Covid 19 coronavirus epidemic: record keeping will become mandatory at all levels
There are now 21 new cases of Covid-19 in the community, bringing the total number of people infected during the epidemic to 72. One million New Zealanders are now fully vaccinated.
Mandatory record keeping is in place for busy venues and large gatherings at all alert levels, the government said.
But retailers will be exempt from the new rules, which would require the business or host to ensure people can log in or scan a QR code or have their presence registered in some other way.
Covid-19 Response Minister Chris Hipkins broke the news at this afternoon’s press conference, saying it would help speed up contact tracing.
The ordinance would apply in high-traffic places such as cafes, restaurants, bars, casinos and concerts, elderly and health care facilities, barbers, gyms, nightclubs, libraries, courts, local and central government agencies, and social service providers with customer service counters. .
But it has since been confirmed that supermarkets and other outlets will be exempt. Hipkins said mandatory retail record keeping was being considered, but “at the end of the day we agreed that the burden of compliance on small businesses would be too onerous.” All companies were always encouraged to keep records as much as possible.

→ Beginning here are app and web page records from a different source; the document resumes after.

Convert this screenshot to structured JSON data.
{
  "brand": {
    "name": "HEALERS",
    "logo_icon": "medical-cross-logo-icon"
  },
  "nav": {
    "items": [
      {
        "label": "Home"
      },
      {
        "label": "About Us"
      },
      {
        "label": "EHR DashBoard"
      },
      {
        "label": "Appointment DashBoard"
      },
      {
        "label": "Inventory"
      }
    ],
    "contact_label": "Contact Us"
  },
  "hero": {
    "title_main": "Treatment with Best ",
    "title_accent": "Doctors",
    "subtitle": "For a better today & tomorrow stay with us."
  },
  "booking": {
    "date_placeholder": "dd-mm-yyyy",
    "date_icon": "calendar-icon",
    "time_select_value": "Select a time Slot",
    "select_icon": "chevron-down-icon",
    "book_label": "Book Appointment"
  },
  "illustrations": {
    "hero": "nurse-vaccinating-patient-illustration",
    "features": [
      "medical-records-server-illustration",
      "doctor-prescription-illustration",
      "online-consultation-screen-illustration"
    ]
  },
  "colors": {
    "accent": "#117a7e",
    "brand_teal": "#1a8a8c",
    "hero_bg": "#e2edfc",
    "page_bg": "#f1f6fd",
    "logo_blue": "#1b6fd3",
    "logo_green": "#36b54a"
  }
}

“Our priority for mandatory record keeping is where mask-wearing is impractical, for example where food and drink is consumed and where people congregate in greater numbers. The experience here and at stranger shows that these are the parameters that prove to be the biggest challenge for contact tracers. “
Speaking at the 1 p.m. press conference, Hipkins said the government had taken confidentiality and other considerations into account. He clarified that the mandatory part was to keep a record, and one way to do that was to use the Covid Tracer app.
Places like gyms and some workplaces where people already log in can continue to keep records this way.
Hipkins said business and hospitality were largely supportive.
“We want to give businesses a little time to adjust … we recognize that this is an additional tax on businesses, but much less than higher alert levels.”
Penalties for non-compliance were under review, Hipkins said, but any changes would have to be made through legislation.
The announcement was scheduled to be made last Wednesday, but it was no use as everyone was locked out.
At Alert Level 2, it is already mandatory to keep records at social gatherings, including when visiting a marae, weddings, funerals, tangihanga and religious services.
This requirement will now apply to affected businesses and events at any alert level, once they can open.
It will only start seven days after each drop in alert levels, giving businesses time to make the necessary changes.
“We know from our own examples and abroad that a Covid-19 outbreak can be extremely difficult to trace and contain without people keeping a good track of where they have been and who they are with. got in touch, ”Hipkins said.
“We want to make sure that businesses and those who are organizing a rally or event have time to address this issue,” Hipkins said in the press release.
“I understand this adds additional responsibility for businesses and hosts, but there is a need to help New Zealand maintain its Covid-19 elimination strategy and help us regain the freedoms we have enjoyed. over the past year and so many other countries don’t. “
As with compulsory mask wear, record keeping will only apply to persons over 12 years of age.
The Act party says it is happy that digitization is mandatory, but that it should be up to individuals, not businesses, to enforce it.
Chief David Seymour has raised concerns that companies need to employ more staff to make sure people digitize, or that staff face an aggressive customer refusing to connect.
“The government should be looking for ways to entice people to use the app, not recruit cafe workers, who are already in short supply, as reluctant law enforcement.”
Current penalties for non-compliance can be up to $ 1,000 and Hipkins has indicated that this could be revised but would require a change in the law.
The Herald asked the Hipkins office how companies can force people to log in and whether they or the individual would be penalized for refusing to do so. A Hipkins spokesperson said more details were yet to come.
There are now 72 cases of Covid-19 in the community, after 21 new cases were announced today. There are now over 280 places of interest – mostly in Auckland.